Your goal
In the entries that follow, how many lines hold the string "title"? Give only that number.

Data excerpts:
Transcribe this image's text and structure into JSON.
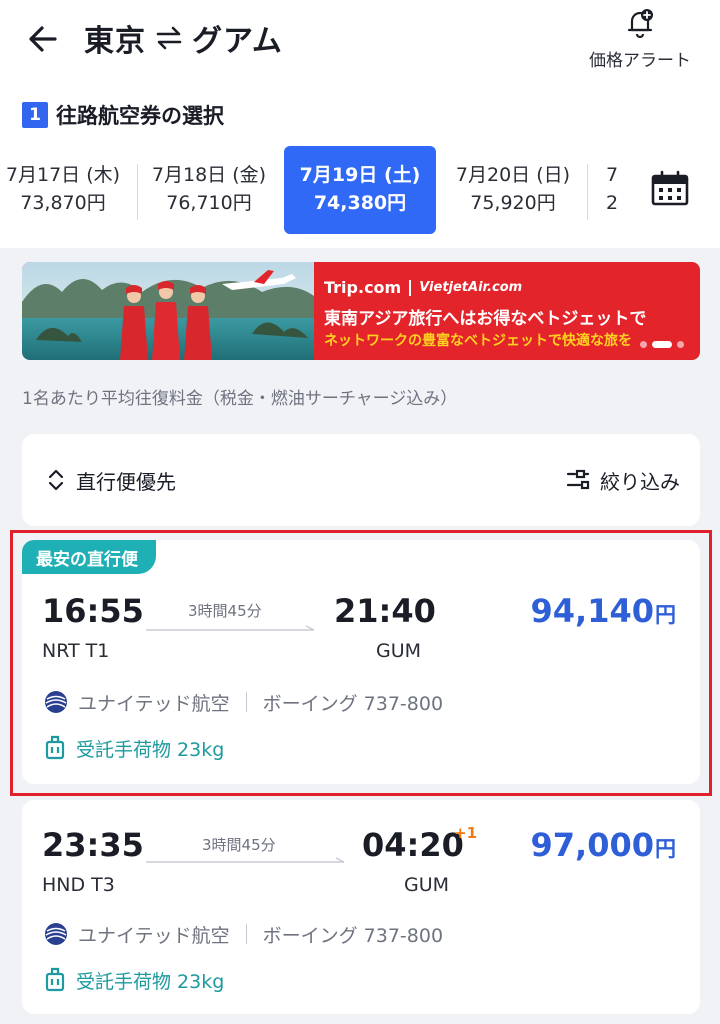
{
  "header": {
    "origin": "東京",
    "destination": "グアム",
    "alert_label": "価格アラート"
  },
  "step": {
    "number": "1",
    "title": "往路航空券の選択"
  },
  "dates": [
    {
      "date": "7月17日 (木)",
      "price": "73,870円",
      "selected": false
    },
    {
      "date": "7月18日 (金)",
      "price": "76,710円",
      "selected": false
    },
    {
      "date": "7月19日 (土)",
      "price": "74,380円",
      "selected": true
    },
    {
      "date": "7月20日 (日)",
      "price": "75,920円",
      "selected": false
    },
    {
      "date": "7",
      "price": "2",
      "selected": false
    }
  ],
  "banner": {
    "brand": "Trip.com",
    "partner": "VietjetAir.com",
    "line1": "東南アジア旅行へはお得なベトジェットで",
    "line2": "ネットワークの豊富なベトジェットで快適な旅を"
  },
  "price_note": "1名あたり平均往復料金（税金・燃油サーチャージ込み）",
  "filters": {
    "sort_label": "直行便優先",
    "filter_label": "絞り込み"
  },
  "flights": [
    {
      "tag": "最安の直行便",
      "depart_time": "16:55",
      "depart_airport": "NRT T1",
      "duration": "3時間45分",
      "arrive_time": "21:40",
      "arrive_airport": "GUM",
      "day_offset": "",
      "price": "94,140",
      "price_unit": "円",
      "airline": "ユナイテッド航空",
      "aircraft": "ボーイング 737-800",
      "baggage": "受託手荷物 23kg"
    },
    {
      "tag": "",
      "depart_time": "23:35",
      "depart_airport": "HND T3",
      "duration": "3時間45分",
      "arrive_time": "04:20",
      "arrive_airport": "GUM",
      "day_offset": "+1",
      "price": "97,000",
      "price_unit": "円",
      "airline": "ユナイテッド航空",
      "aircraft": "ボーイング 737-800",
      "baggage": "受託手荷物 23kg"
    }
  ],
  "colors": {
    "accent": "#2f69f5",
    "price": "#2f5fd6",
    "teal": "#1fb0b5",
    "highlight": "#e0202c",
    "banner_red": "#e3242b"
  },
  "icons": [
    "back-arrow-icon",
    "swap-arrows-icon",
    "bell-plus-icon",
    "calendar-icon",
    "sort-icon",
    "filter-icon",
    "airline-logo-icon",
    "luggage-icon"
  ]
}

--

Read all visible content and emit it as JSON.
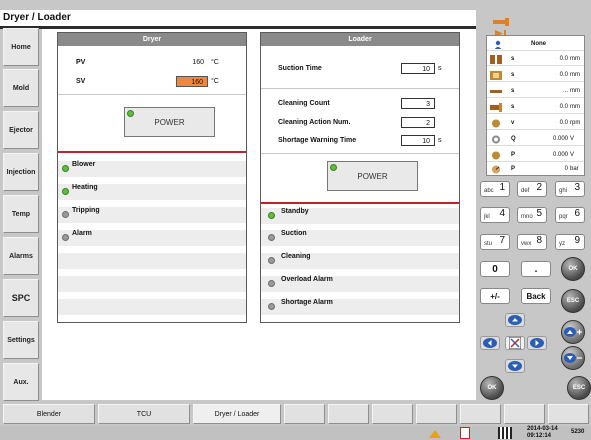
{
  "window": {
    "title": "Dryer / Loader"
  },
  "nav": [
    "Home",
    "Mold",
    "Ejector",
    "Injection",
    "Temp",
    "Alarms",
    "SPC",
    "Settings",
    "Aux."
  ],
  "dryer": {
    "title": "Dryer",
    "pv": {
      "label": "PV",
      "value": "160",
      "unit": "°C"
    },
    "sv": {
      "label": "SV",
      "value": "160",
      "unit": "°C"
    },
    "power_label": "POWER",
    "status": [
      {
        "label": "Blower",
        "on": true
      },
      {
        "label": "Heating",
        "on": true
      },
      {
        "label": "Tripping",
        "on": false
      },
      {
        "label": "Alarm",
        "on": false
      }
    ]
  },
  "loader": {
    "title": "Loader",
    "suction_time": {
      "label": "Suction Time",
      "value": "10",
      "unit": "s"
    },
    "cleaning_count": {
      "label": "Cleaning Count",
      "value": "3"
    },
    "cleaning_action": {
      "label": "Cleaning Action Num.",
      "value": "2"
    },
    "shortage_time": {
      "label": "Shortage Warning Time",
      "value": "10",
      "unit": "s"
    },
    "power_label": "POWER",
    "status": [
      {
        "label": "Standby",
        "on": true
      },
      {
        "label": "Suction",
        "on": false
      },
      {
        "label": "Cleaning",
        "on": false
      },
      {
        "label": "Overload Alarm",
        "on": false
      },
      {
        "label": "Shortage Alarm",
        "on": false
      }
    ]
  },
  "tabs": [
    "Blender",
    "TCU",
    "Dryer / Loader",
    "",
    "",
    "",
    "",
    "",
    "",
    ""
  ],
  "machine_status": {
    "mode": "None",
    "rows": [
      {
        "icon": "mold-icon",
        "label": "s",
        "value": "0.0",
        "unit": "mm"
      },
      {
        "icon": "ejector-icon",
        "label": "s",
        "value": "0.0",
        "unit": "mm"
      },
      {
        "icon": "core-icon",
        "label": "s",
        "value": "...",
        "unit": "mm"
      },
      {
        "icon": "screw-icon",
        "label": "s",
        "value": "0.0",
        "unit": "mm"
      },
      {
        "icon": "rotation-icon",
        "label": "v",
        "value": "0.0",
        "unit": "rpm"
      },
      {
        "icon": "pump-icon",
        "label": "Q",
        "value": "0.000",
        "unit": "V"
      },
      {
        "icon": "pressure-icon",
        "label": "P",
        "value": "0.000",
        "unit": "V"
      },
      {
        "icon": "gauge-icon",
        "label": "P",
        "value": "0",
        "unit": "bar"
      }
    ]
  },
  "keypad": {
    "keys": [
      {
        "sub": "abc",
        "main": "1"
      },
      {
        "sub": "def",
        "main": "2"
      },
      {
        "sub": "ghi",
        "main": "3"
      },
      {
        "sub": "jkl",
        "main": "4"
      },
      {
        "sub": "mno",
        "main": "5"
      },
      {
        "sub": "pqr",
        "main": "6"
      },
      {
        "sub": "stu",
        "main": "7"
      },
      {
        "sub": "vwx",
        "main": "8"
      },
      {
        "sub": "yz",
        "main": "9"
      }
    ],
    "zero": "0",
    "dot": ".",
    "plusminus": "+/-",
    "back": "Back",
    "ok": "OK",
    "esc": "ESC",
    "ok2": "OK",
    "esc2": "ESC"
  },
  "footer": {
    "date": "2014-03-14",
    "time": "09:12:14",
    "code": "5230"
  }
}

Response to the task
4